Sunday, August 12, 2007

Slattery's Hurricane -- Herman Wouk


SLATTERY’S HURRICANE is something of an oddity in the career of Herman Wouk. It’s usually not included in the lists of his novels, and I’d never even heard of it until I happened to run across a copy at Half Price Books recently. As it turns out, this paperback original published in 1956 is a novelization of a 1949 movie based on a story by Wouk that was published in the slick magazine AMERICAN. Why there was a seven-year gap between the movie and the novelization, I have no idea.

I’ve never seen the movie, at least not that I recall, but I’ve read the book now and it’s pretty darned good. It’s definitely a Forties-style drama. Navy pilot Will Slattery is passed over for the medal he deserves for sinking a Japanese ship because his squadron leader lies about what happens and claims the honor for himself. Embittered by this experience, after the war Slattery goes to work as a private pilot for a mysterious millionaire and becomes pretty much of a heel, indulging in a series of meaningless love affairs and ignoring the fact that his boss is probably a shady character of some sort. Meanwhile Slattery’s best friend and fellow pilot “Hobby” Hobson stays in the Navy and becomes a hurricane chaser, helping to track the big storms that develop in the Atlantic off the coast of Florida. Hobby also has a beautiful young wife, and when Slattery meets her, sparks fly between them.

Well, if you’ve ever seen very many movies from the Forties, you can predict just about everything that’s going to happen in this novel, from the romantic triangle to the criminal goings-on to the giant hurricane that’s bearing down on Miami before the book is over. It’s the same sort of glossy soap opera that was popular during that era. I thoroughly enjoyed the book anyway because I’m a sucker for that sort of stuff. The movie starred Richard Widmark, Veronica Lake, and Linda Darnell. That should tell some of you all you need to know about the novelization, except for the fact that it’s well worth reading if you should happen to find a copy.

My reading of Herman Wouk’s work has been spotty. I’ve never attempted to get through his giant bestselling historical novels like THE WINDS OF WAR and WAR AND REMEMBRANCE. But I have read his fine early novel THE CITY BOY and his first big success THE CAINE MUTINY and an often overlooked novel from the early Sixties called DON’T STOP THE CARNIVAL (which should have ended one chapter sooner than it did). I read YOUNGBLOOD HAWKE, his novel about a Thomas Wolfe-like novelist, and loved it. I might even reread YOUNGBLOOD HAWKE one of these days, although I probably won’t because it’s so long.

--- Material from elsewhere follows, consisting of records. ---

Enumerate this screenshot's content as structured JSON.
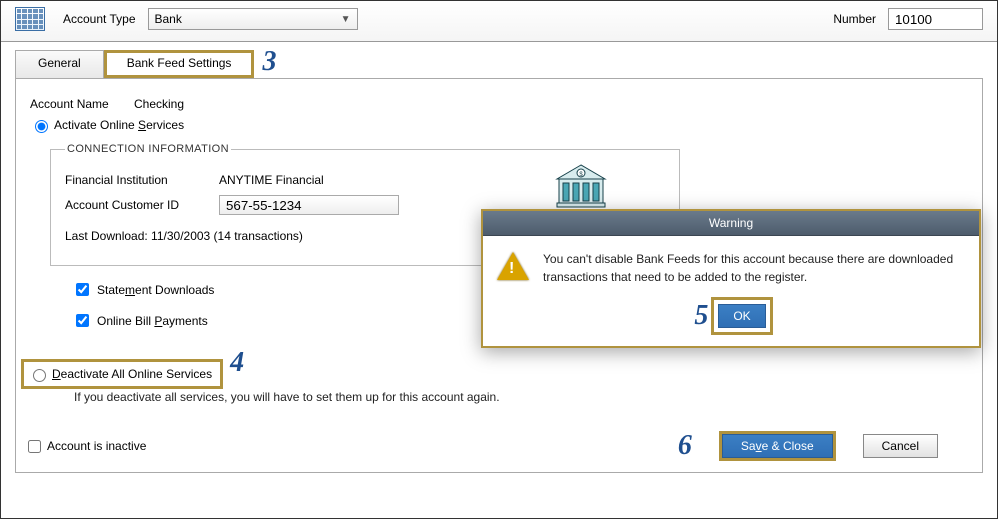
{
  "header": {
    "account_type_label": "Account Type",
    "account_type_value": "Bank",
    "number_label": "Number",
    "number_value": "10100"
  },
  "tabs": {
    "general": "General",
    "bank_feed": "Bank Feed Settings"
  },
  "account_name_label": "Account Name",
  "account_name_value": "Checking",
  "activate_label": "Activate Online Services",
  "connection": {
    "legend": "CONNECTION INFORMATION",
    "fi_label": "Financial Institution",
    "fi_value": "ANYTIME Financial",
    "cust_label": "Account Customer ID",
    "cust_value": "567-55-1234",
    "last_download": "Last Download: 11/30/2003 (14 transactions)"
  },
  "checks": {
    "statement": "Statement Downloads",
    "billpay": "Online Bill Payments"
  },
  "deactivate_label": "Deactivate All Online Services",
  "deactivate_note": "If you deactivate all services, you will have to set them up for this account again.",
  "footer": {
    "inactive_label": "Account is inactive",
    "save": "Save & Close",
    "cancel": "Cancel"
  },
  "dialog": {
    "title": "Warning",
    "message": "You can't disable Bank Feeds for this account because there are downloaded transactions that need to be added to the register.",
    "ok": "OK"
  },
  "steps": {
    "s3": "3",
    "s4": "4",
    "s5": "5",
    "s6": "6"
  }
}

I keep picking up a large print copy of MARJORIE MORNINGSTAR at the local library and being tempted to check it out, but again, it’s so blasted long that I haven’t tried to read it yet.
I’m glad I read SLATTERY’S HURRICANE, though. It’s a lot of fun.

4 comments:

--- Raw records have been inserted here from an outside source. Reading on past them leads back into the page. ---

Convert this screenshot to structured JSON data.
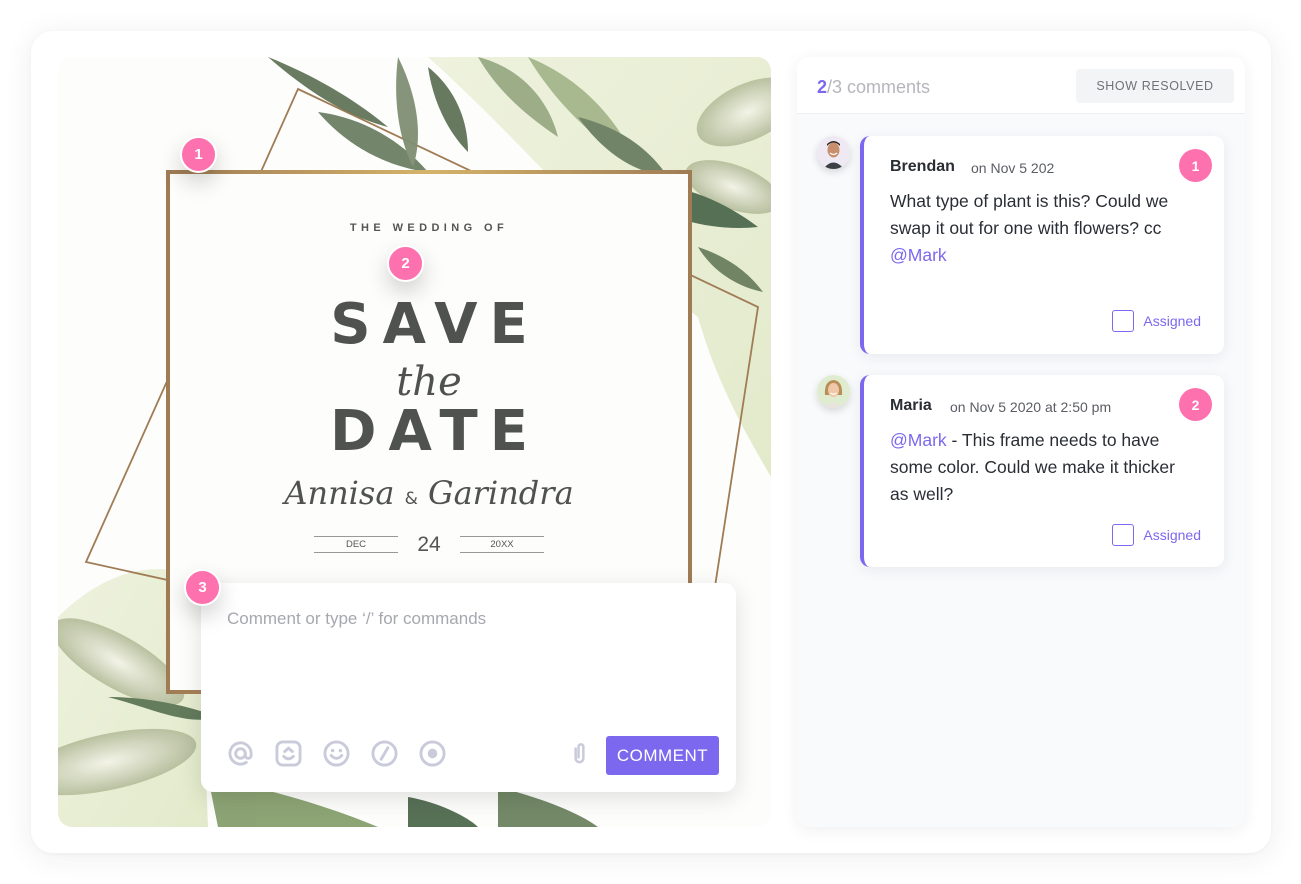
{
  "canvas": {
    "pins": [
      "1",
      "2",
      "3"
    ],
    "invite": {
      "subtitle": "THE WEDDING OF",
      "line1": "SAVE",
      "line2": "the",
      "line3": "DATE",
      "name1": "Annisa",
      "ampersand": "&",
      "name2": "Garindra",
      "month": "DEC",
      "day": "24",
      "year": "20XX"
    }
  },
  "composer": {
    "placeholder": "Comment or type ‘/’ for commands",
    "tools": [
      {
        "icon": "mention-icon",
        "label": "@"
      },
      {
        "icon": "assign-icon",
        "label": "assign"
      },
      {
        "icon": "emoji-icon",
        "label": "emoji"
      },
      {
        "icon": "slash-command-icon",
        "label": "/"
      },
      {
        "icon": "record-icon",
        "label": "record"
      }
    ],
    "attach_icon": "paperclip-icon",
    "submit_label": "COMMENT"
  },
  "panel": {
    "count_current": "2",
    "count_rest": "/3 comments",
    "show_resolved_label": "SHOW RESOLVED",
    "comments": [
      {
        "author": "Brendan",
        "time": "on Nov 5 202",
        "number": "1",
        "text_before": "What type of plant is this? Could we swap it out for one with flowers? cc ",
        "mention": "@Mark",
        "text_after": "",
        "assign_label": "Assigned"
      },
      {
        "author": "Maria",
        "time": "on Nov 5 2020 at 2:50 pm",
        "number": "2",
        "text_before": "",
        "mention": "@Mark",
        "text_after": " - This frame needs to have some color. Could we make it thicker as well?",
        "assign_label": "Assigned"
      }
    ]
  },
  "colors": {
    "accent": "#7b68ee",
    "pin": "#fd71af",
    "frame": "#a07c55",
    "leaf_dark": "#667a5e",
    "leaf_light": "#b8c39e"
  }
}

Bill Crider said...

Back when I was a Young Guy, I read several Wouk novels: Youngblood Hawke and Marjorie Morningstar among them. I still remember bits and pieces of both of them. Hawkeimpressed me because it was about a writer and because I was going through a Thomas Wolfe phase at about the same time. Marjorie was one of those big, glossy soap operas, and I read it mainly because I'd just seen the Natalie Wood movie version (and if it was someone else in the movie, don't bother to tell me; I don't want to know). Both books were longer than I'd pick up now, but I remember them fondly, maybe because they remind me of that long-ago time.

James Reasoner said...

Natalie Wood was indeed the star of MARJORIE MORNINGSTAR, along with Gene Kelly. I'd watch the movie, but I want to read the book first, and who knows if I'll ever get around to that.

Kent said...

I read them both long ago and probably still have my copies in a box in my garage. The books I remember best from those days were the "big" ones such as James Farrell's Studs Lonigan trilogy, Michener's The Fires of Spring, several by John O'Hara, James Jones and so on. Today the size of the book usually determines if I will read it. Right now I've just started Nick Stone's Mr. Clarinet and the 500 pages are scaring me off. I managed to find James D. Farrell's "lost" novel titled Dreaming Baseball last week in Grand Forks, ND. At 316 pages it's small enough so I may get to it next.

dgb said...

Many years ago I worked on a bookmobile in San Antonio. I carried CAINE MUTINY out to a shopping center as it was reserved by a library patron. I’d never read it so I picked it up just to scan a chapter or two before the man came in to claim it. Then I got hooked. When he came in for it I kidded him and told him to read it fast because I wanted it next. He told he’d read it a couple of times already and that I should take it home with me, finish it, and bring it to him the following week. Which I did. And yet, oddly enough, I’ve not read anything else by Wouk. I can’t figure it out, either.